• Activity
Scan the data below for the string "IPAD". Show every line where it turns up.

• Saved entries
--------------------------------------------------

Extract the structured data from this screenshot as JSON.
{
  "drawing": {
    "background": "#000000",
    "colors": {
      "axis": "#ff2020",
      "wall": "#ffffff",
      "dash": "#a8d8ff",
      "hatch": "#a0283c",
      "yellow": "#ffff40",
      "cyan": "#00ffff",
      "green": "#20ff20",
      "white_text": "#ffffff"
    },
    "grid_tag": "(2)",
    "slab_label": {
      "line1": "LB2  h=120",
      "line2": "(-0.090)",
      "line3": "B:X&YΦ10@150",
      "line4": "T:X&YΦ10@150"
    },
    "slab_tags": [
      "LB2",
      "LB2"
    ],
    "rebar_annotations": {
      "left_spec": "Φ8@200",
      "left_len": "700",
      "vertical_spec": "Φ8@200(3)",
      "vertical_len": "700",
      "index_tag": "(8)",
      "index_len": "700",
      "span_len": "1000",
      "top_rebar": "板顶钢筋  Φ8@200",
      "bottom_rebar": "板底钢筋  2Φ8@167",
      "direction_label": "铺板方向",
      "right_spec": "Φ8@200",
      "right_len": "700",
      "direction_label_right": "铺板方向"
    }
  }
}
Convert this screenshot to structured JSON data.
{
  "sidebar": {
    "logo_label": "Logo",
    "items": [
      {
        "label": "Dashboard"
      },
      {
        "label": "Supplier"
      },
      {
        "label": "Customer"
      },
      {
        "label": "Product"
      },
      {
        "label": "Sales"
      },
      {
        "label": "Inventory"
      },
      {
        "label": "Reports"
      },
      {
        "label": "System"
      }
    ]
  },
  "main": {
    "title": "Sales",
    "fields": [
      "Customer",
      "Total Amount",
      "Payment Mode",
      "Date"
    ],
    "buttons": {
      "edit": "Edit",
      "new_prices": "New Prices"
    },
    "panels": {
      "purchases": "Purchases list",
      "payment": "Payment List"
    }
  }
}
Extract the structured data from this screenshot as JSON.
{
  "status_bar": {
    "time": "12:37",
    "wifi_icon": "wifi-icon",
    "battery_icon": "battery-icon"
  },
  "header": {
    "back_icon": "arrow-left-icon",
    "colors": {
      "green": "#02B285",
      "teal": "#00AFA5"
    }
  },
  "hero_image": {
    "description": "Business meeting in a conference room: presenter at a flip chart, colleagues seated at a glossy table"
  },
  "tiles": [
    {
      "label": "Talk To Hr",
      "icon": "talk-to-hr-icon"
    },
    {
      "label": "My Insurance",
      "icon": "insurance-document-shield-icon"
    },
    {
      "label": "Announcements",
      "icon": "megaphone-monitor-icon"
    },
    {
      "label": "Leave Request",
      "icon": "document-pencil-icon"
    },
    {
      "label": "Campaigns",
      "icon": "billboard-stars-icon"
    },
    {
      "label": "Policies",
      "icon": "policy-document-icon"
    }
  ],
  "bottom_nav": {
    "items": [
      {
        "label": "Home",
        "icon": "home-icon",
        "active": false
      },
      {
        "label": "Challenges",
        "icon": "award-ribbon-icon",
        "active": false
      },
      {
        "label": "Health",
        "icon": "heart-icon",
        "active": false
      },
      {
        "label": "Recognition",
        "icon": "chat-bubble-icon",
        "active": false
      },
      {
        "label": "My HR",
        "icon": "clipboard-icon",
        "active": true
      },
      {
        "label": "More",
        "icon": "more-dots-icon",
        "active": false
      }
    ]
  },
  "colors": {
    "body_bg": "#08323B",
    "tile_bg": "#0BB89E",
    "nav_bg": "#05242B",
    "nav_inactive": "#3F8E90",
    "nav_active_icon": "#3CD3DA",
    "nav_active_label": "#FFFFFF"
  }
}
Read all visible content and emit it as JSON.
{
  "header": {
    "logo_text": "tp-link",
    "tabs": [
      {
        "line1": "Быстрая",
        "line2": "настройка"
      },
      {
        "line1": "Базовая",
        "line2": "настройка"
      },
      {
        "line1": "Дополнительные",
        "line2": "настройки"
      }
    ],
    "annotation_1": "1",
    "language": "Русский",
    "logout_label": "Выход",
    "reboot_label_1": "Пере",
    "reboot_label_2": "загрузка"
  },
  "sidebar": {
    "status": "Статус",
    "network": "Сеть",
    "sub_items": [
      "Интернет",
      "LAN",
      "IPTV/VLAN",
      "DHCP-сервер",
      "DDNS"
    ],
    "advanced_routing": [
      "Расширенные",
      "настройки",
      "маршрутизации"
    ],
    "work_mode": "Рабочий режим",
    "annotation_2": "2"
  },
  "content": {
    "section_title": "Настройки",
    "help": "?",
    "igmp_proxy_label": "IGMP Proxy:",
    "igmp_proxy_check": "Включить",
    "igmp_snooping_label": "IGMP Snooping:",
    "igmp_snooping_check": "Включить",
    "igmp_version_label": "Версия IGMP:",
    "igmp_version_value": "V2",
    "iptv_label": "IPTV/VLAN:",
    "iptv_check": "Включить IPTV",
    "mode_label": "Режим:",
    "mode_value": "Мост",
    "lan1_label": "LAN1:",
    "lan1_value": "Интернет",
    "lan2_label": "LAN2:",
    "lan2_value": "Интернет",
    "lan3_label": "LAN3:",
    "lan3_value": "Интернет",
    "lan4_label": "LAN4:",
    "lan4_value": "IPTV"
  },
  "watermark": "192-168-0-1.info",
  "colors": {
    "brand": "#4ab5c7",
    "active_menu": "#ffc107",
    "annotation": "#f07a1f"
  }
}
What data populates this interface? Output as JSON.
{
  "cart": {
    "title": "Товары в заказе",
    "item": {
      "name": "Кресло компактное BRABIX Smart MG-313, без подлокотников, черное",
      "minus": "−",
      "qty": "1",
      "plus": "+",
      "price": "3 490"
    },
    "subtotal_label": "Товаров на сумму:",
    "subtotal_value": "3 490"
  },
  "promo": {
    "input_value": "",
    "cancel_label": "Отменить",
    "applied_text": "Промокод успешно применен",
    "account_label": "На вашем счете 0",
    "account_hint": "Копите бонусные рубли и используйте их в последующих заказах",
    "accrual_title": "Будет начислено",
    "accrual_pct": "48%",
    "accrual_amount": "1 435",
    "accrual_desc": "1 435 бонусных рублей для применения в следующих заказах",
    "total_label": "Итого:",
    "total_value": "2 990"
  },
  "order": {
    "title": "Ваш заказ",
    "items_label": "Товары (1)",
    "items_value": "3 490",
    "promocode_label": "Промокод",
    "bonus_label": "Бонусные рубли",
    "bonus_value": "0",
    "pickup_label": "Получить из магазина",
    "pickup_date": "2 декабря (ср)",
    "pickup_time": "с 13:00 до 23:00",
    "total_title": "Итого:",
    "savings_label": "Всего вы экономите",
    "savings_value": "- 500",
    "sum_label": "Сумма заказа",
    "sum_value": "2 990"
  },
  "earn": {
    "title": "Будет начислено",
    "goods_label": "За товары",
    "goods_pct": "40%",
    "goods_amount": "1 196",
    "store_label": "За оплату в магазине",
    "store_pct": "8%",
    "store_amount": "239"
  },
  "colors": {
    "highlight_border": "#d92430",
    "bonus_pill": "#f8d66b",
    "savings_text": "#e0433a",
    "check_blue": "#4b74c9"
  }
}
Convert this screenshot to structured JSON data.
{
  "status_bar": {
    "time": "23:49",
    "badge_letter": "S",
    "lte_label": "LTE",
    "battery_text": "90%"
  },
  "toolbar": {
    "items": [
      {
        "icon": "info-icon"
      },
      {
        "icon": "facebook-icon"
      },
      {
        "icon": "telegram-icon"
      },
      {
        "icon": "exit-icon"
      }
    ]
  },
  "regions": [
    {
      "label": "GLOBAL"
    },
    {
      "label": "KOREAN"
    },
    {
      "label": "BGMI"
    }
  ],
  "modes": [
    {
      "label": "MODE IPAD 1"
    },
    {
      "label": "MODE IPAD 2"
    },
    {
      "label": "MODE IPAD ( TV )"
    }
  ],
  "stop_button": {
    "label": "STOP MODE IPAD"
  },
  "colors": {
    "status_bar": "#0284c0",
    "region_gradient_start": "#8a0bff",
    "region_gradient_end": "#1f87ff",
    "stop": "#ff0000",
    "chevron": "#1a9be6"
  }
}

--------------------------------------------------

• Answer below
      "label": "MODE IPAD 1"
      "label": "MODE IPAD 2"
      "label": "MODE IPAD ( TV )"
    "label": "STOP MODE IPAD"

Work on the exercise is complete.